One of the biggest mistakes you can make as a real estate agent is viewing your career as a job when you should be viewing it as a business.
By treating your career as a business, you will position yourself to go through the various stages of small business development, including creating a business plan and conducting a feasibility analysis.
Empirical data suggests that owners who draft a business plan grow their enterprise faster than those who do not; but the reality for most real estate agents is that they do not have time to create a business plan, and those who do usually don’t know where to begin.
According to the United States Small Business Administration (SBA), there are typically eight sections in a business plan. In this article, I will condense those into four concise segments that can be articulated in two pages.

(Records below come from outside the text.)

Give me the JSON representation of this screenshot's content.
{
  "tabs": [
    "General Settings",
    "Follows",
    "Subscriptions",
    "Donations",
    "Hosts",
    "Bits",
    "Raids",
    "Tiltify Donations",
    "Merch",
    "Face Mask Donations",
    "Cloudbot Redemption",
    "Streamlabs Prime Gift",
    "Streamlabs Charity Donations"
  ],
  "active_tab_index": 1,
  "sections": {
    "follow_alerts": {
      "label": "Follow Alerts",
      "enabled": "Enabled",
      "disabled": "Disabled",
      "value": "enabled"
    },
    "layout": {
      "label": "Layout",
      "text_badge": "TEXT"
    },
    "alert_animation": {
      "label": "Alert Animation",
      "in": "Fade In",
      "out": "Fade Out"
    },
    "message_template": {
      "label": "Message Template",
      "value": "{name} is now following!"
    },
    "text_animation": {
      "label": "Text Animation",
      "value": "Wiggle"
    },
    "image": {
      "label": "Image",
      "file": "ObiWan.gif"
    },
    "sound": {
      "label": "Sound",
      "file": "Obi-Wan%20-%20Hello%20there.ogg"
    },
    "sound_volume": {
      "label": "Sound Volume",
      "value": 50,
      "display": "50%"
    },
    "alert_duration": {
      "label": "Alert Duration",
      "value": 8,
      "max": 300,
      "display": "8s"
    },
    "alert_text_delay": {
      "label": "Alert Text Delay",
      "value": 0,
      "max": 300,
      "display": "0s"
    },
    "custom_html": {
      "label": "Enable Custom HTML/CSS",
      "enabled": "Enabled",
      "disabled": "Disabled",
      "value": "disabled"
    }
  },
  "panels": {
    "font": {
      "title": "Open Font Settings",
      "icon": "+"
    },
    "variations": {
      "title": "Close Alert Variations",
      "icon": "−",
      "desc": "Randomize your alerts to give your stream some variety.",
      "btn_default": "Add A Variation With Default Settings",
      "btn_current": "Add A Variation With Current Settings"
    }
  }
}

By answering the following four questions, you will glean vital information that will help you guide your day-to-day activities, form your business plan, meet your professional goals and ultimately sustain your real estate career for years to come.Question 1: Short-term and long-term goals
What goals do you have for your business? Specifically, where do you want to be in one year, five years, 10 years? What steps do you need to take to meet these goals?
For example, let’s say that your goal is to open your own real estate office in Pennsylvania in five years when your children leave for college.
The step that you will need take is to earn a Pennsylvania real estate broker license. Put this down on paper, and list the specific steps you need to follow.Question 2: Competitors
Who are your competitors? What advantages do you have over your competition?
Perhaps your main competitor is an experienced agent who has sold hundreds of homes.
As a new agent, I remember overcoming the objections of a prospective seller client by assuring her that because she was my only client, I would devote 100 percent of my time to promoting her listing.
No matter how bad the odds may seem, there is always something to offer your clients that sets you apart from your competition.Question 3: Target client
Where do your potential clients currently live, work, exercise, shop, play, go to school, etc.?
Establish a plan explaining how you will connect with these prospects.Question 4: Communication
How will you communicate with your prospective clients?
Will you encounter prospects in person, online, both? What terms are you on: formal, informal, cordial, acquainted? Consider this part of your marketing outreach efforts.Make a plan
Some things to keep in mind:Your business plan is a dynamic and evolving document Update your plan quarterly or annually It’s OK to create an informal working plan on your tablet or even handwritten in a journal — do what works best for you
By answering these four simple prompts, you will be able to generate key information that you can use to create a streamlined business plan that is effective and strategic.
Establish short-term and long-term goals that will allow you to concentrate on targeted activities and lead you to meeting your goals.
Source: click here